PROBLEM DESCRIPTION » Show every line from the entries that follow which holds the word "Mesh".

WORKING DATA »

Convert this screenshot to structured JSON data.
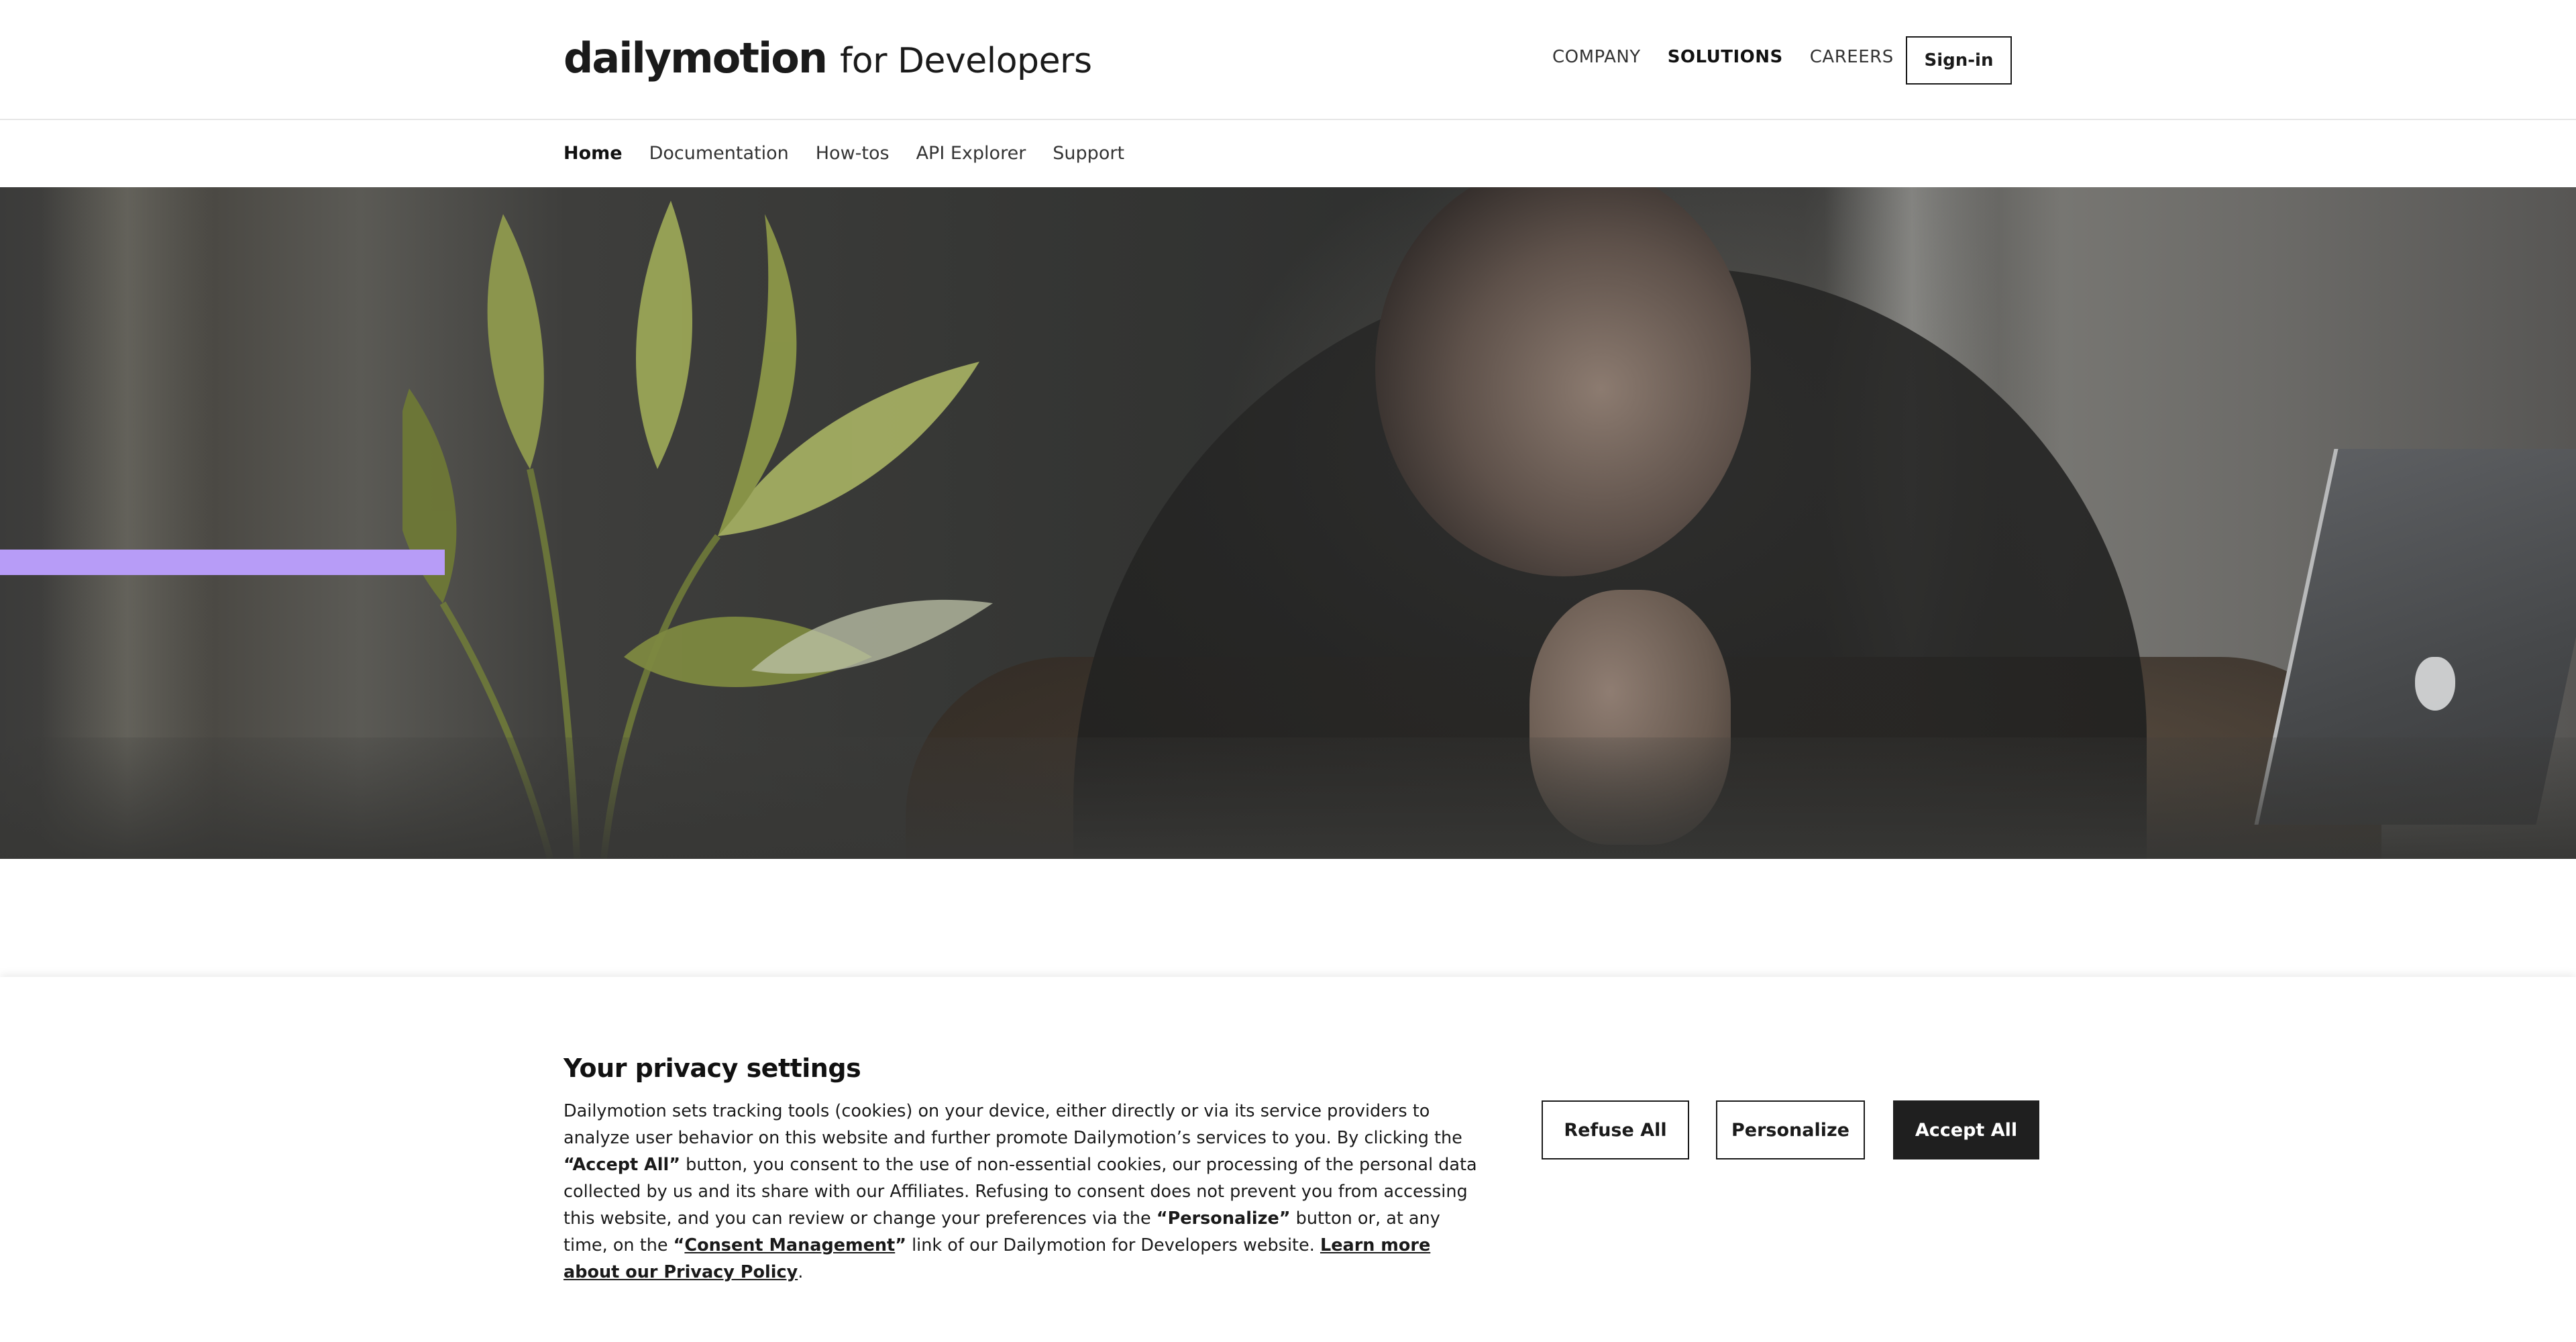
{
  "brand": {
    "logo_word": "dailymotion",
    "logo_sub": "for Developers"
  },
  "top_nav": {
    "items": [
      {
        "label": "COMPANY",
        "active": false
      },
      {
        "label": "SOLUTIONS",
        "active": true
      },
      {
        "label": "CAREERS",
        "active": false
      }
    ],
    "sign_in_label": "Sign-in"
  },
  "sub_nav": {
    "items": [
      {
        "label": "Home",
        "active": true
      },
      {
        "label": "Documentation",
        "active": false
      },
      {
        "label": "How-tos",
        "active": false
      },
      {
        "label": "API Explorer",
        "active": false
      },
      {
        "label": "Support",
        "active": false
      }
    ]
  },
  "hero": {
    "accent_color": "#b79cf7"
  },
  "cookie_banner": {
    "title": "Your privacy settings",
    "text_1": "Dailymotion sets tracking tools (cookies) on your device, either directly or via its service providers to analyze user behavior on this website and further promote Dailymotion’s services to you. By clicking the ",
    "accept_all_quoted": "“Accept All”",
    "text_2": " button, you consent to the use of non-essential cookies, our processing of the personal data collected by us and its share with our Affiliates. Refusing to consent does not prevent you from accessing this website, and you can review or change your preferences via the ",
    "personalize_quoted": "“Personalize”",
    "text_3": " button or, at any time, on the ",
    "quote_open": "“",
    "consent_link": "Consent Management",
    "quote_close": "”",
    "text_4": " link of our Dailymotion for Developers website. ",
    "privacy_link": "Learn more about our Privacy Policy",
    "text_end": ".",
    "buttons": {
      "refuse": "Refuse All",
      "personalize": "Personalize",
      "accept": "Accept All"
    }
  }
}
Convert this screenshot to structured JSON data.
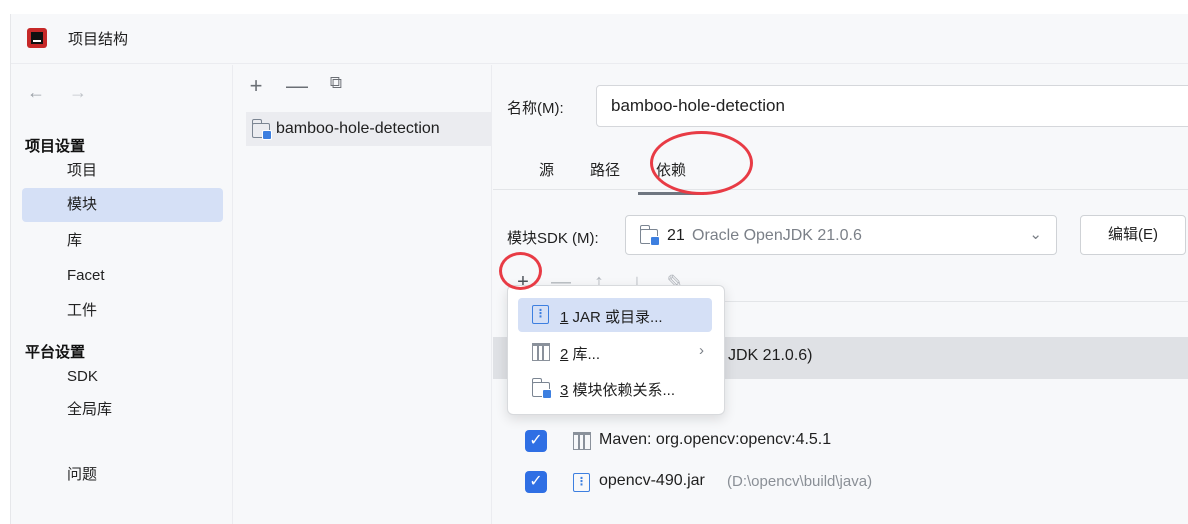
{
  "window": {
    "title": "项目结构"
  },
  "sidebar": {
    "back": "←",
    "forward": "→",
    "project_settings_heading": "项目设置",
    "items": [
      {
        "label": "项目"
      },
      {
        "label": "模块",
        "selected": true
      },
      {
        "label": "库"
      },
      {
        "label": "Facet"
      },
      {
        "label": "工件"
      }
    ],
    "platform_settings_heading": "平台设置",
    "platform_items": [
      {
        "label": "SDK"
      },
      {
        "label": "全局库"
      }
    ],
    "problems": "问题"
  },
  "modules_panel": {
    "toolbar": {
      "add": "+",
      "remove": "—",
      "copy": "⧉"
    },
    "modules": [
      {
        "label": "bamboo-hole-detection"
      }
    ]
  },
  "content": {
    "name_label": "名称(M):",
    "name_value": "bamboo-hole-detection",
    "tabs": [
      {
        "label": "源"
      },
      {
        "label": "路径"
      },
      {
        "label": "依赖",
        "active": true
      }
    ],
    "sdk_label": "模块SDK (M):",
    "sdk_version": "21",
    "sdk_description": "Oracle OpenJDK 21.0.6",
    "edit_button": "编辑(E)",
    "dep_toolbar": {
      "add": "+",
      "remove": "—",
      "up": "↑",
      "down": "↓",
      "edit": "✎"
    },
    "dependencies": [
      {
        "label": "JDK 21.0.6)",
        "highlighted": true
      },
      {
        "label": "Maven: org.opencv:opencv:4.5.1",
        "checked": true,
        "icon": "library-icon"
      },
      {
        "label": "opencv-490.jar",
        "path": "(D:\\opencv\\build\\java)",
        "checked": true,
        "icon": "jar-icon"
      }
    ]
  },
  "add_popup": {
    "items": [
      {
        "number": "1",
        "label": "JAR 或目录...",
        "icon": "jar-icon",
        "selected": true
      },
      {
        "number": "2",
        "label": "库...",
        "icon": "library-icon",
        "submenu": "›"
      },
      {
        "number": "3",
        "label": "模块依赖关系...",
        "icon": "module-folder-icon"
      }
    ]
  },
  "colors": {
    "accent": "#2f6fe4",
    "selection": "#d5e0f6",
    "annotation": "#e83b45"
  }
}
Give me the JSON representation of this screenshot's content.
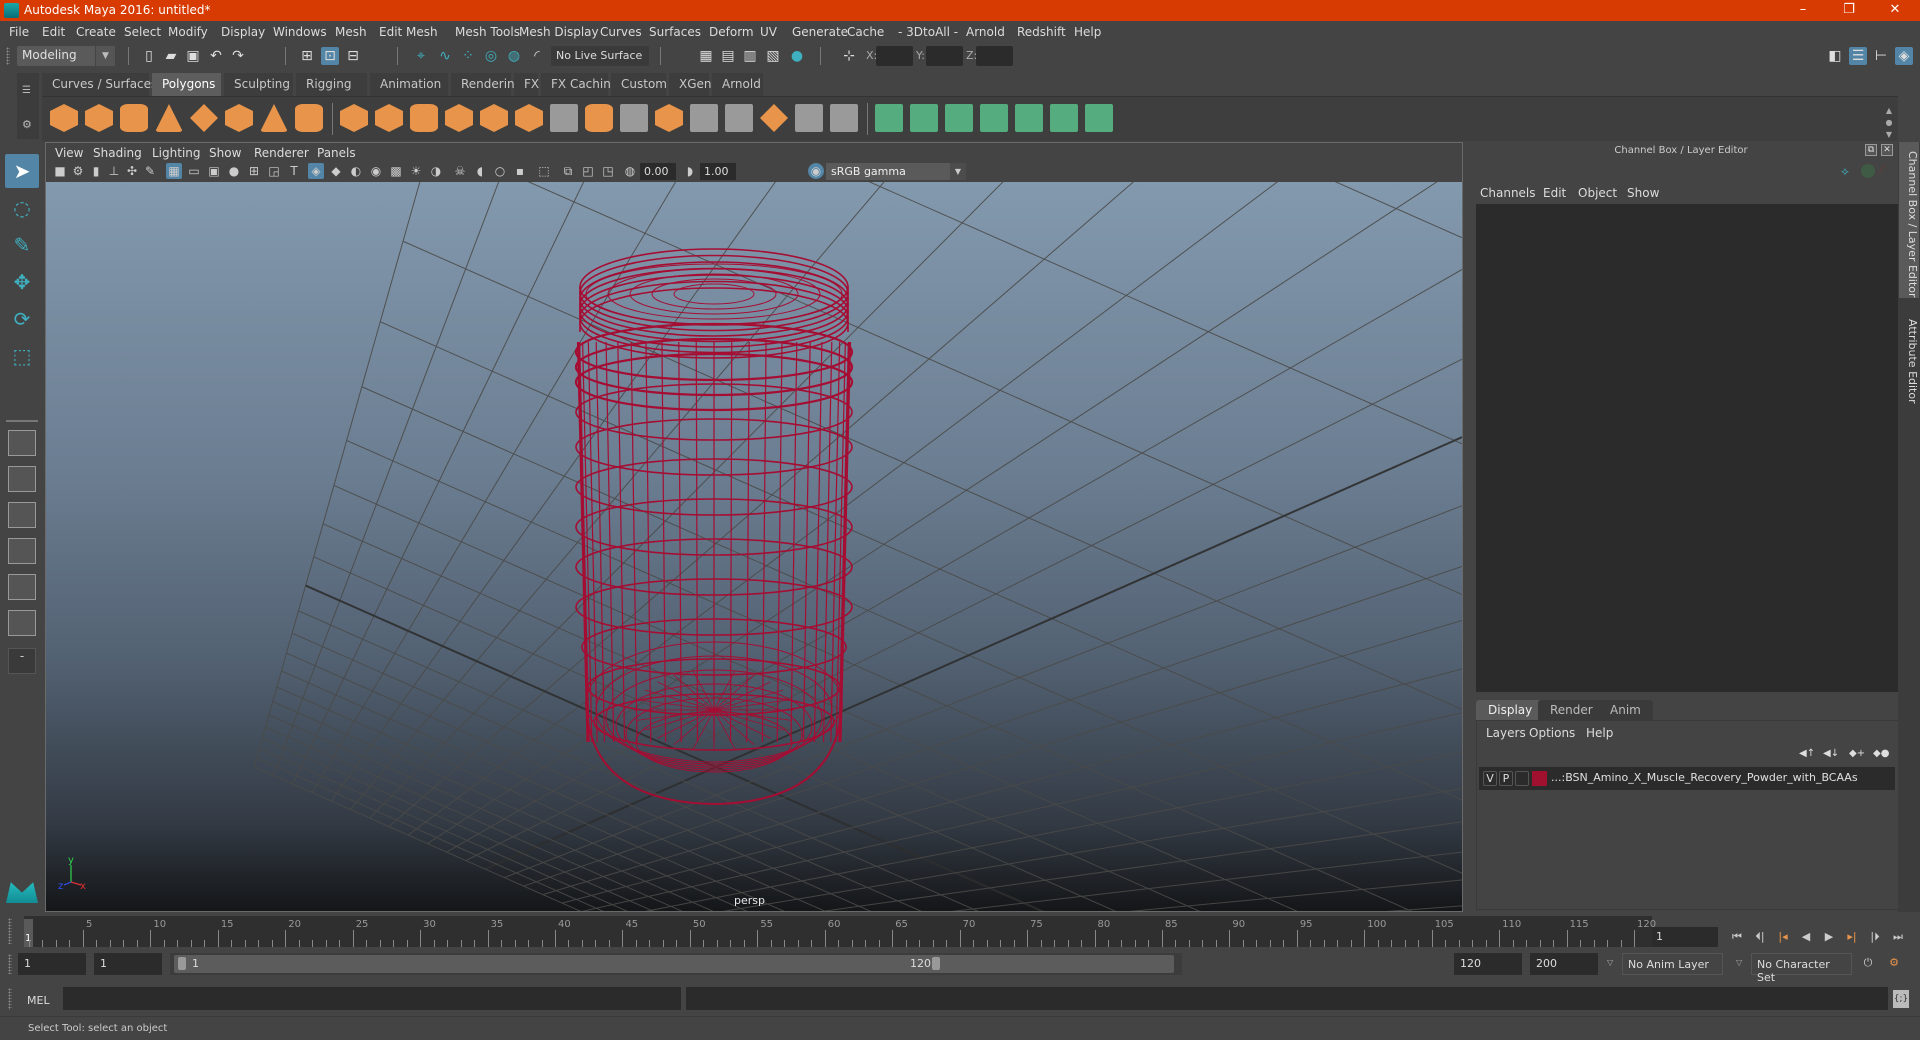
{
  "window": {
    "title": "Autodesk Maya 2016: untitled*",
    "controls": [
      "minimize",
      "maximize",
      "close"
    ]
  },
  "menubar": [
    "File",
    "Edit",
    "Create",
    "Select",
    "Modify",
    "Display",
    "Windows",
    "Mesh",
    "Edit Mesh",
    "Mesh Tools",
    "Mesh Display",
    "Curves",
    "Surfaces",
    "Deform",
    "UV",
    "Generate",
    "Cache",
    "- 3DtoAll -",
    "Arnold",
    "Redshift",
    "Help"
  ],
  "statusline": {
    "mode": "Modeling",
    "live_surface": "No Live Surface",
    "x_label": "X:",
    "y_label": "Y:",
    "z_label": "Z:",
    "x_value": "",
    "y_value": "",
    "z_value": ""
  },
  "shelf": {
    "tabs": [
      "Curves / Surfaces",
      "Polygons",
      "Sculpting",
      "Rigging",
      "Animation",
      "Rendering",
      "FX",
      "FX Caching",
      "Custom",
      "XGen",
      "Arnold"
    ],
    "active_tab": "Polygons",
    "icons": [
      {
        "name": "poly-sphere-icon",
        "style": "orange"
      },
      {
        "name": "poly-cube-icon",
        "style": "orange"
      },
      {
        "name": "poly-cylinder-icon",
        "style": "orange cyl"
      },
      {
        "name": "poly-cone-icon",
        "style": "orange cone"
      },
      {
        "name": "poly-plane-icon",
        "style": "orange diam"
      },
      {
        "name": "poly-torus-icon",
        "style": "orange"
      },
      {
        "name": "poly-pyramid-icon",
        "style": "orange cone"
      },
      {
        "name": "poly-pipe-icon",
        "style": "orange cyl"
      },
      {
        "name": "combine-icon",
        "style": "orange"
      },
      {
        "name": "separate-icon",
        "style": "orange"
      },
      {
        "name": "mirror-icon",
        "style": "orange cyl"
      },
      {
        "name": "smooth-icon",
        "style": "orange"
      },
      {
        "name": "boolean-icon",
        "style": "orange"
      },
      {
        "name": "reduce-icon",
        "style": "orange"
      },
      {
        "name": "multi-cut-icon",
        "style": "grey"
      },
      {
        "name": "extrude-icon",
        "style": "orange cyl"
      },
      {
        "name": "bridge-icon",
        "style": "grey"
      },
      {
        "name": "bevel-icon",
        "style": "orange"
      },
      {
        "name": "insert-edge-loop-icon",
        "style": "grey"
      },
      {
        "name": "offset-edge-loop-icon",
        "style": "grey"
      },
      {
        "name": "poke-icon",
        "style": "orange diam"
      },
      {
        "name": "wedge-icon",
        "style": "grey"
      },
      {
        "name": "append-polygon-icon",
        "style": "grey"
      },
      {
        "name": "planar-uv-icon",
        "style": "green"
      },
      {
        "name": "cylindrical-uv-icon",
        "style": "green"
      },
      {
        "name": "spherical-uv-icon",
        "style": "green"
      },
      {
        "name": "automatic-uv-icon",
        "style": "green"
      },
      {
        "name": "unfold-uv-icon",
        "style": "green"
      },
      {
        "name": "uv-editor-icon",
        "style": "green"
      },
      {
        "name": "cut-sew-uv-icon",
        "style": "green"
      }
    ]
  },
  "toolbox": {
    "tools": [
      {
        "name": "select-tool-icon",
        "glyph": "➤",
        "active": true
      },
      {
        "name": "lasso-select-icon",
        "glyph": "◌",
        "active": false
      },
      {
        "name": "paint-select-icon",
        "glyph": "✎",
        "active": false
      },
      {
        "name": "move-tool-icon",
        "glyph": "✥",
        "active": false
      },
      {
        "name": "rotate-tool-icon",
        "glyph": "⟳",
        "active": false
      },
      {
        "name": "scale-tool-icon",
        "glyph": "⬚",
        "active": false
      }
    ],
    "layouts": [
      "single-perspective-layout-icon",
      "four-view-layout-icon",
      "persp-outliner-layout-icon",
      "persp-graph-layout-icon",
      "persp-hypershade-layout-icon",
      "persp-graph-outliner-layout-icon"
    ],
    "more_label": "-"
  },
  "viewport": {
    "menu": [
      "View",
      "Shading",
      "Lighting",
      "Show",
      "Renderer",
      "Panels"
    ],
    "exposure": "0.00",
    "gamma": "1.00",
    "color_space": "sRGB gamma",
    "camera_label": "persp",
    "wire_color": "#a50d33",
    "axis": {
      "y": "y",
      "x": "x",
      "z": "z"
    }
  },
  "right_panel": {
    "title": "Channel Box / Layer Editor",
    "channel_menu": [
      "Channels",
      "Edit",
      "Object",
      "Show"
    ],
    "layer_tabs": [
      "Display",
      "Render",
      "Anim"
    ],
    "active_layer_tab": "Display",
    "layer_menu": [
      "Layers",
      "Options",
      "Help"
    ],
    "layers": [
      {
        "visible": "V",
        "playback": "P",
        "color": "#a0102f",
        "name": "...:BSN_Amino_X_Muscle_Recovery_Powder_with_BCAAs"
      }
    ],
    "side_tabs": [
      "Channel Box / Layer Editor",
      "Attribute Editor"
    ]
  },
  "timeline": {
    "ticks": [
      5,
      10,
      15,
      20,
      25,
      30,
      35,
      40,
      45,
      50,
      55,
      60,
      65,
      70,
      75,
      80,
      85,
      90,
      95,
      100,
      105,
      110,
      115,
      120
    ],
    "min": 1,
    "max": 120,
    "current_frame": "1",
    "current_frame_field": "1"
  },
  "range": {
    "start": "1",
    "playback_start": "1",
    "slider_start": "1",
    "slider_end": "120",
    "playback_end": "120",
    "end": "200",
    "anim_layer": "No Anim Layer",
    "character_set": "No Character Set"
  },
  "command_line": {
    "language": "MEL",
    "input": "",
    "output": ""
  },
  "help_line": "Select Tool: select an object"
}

RESPONSE BELOW »
    "Mesh",
    "Edit Mesh",
    "Mesh Tools",
    "Mesh Display",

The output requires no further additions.